| PROVIDED INFORMATION |
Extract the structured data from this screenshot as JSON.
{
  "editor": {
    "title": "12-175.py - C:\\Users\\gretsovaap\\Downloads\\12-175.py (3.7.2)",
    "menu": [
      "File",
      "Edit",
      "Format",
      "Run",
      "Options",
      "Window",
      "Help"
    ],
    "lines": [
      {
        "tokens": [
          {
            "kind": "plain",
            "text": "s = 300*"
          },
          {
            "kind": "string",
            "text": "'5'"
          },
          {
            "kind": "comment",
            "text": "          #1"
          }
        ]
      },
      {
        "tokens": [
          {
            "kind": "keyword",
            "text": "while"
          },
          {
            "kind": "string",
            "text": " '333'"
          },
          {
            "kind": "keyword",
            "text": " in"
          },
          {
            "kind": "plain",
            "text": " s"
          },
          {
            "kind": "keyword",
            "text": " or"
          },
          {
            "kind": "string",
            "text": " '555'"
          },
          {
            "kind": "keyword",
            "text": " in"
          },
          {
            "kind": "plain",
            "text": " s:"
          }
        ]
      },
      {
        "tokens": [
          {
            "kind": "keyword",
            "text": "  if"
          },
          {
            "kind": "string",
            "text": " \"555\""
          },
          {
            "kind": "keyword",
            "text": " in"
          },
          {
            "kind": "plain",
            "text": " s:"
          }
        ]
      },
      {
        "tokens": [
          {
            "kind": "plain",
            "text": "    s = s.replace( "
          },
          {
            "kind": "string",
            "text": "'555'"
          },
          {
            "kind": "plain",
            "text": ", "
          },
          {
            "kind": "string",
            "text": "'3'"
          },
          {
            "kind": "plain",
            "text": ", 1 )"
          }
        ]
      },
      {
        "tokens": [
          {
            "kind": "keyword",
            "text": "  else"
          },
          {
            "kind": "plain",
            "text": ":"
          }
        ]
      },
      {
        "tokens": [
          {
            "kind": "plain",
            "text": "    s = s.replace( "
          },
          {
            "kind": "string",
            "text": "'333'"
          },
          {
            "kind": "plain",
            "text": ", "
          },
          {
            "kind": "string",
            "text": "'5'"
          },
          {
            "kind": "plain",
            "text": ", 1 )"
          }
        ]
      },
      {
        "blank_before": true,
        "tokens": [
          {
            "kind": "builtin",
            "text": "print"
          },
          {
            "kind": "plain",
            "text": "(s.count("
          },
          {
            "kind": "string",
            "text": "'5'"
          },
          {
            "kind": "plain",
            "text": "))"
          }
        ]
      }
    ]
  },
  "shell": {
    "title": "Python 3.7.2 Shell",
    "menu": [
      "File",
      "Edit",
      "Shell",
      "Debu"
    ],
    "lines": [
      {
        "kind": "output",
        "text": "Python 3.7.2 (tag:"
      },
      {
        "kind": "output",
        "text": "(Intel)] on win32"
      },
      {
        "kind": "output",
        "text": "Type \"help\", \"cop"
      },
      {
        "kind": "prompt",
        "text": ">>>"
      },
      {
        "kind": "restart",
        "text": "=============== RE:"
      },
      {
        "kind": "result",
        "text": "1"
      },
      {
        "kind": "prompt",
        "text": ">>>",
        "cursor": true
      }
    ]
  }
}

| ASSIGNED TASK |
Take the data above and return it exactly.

| ANSWER SPACE |
Extract the structured data from this screenshot as JSON.
{
  "editor": {
    "title": "12-175.py - C:\\Users\\gretsovaap\\Downloads\\12-175.py (3.7.2)",
    "menu": [
      "File",
      "Edit",
      "Format",
      "Run",
      "Options",
      "Window",
      "Help"
    ],
    "lines": [
      {
        "tokens": [
          {
            "kind": "plain",
            "text": "s = 300*"
          },
          {
            "kind": "string",
            "text": "'5'"
          },
          {
            "kind": "comment",
            "text": "          #1"
          }
        ]
      },
      {
        "tokens": [
          {
            "kind": "keyword",
            "text": "while"
          },
          {
            "kind": "string",
            "text": " '333'"
          },
          {
            "kind": "keyword",
            "text": " in"
          },
          {
            "kind": "plain",
            "text": " s"
          },
          {
            "kind": "keyword",
            "text": " or"
          },
          {
            "kind": "string",
            "text": " '555'"
          },
          {
            "kind": "keyword",
            "text": " in"
          },
          {
            "kind": "plain",
            "text": " s:"
          }
        ]
      },
      {
        "tokens": [
          {
            "kind": "keyword",
            "text": "  if"
          },
          {
            "kind": "string",
            "text": " \"555\""
          },
          {
            "kind": "keyword",
            "text": " in"
          },
          {
            "kind": "plain",
            "text": " s:"
          }
        ]
      },
      {
        "tokens": [
          {
            "kind": "plain",
            "text": "    s = s.replace( "
          },
          {
            "kind": "string",
            "text": "'555'"
          },
          {
            "kind": "plain",
            "text": ", "
          },
          {
            "kind": "string",
            "text": "'3'"
          },
          {
            "kind": "plain",
            "text": ", 1 )"
          }
        ]
      },
      {
        "tokens": [
          {
            "kind": "keyword",
            "text": "  else"
          },
          {
            "kind": "plain",
            "text": ":"
          }
        ]
      },
      {
        "tokens": [
          {
            "kind": "plain",
            "text": "    s = s.replace( "
          },
          {
            "kind": "string",
            "text": "'333'"
          },
          {
            "kind": "plain",
            "text": ", "
          },
          {
            "kind": "string",
            "text": "'5'"
          },
          {
            "kind": "plain",
            "text": ", 1 )"
          }
        ]
      },
      {
        "blank_before": true,
        "tokens": [
          {
            "kind": "builtin",
            "text": "print"
          },
          {
            "kind": "plain",
            "text": "(s.count("
          },
          {
            "kind": "string",
            "text": "'5'"
          },
          {
            "kind": "plain",
            "text": "))"
          }
        ]
      }
    ]
  },
  "shell": {
    "title": "Python 3.7.2 Shell",
    "menu": [
      "File",
      "Edit",
      "Shell",
      "Debu"
    ],
    "lines": [
      {
        "kind": "output",
        "text": "Python 3.7.2 (tag:"
      },
      {
        "kind": "output",
        "text": "(Intel)] on win32"
      },
      {
        "kind": "output",
        "text": "Type \"help\", \"cop"
      },
      {
        "kind": "prompt",
        "text": ">>>"
      },
      {
        "kind": "restart",
        "text": "=============== RE:"
      },
      {
        "kind": "result",
        "text": "1"
      },
      {
        "kind": "prompt",
        "text": ">>>",
        "cursor": true
      }
    ]
  }
}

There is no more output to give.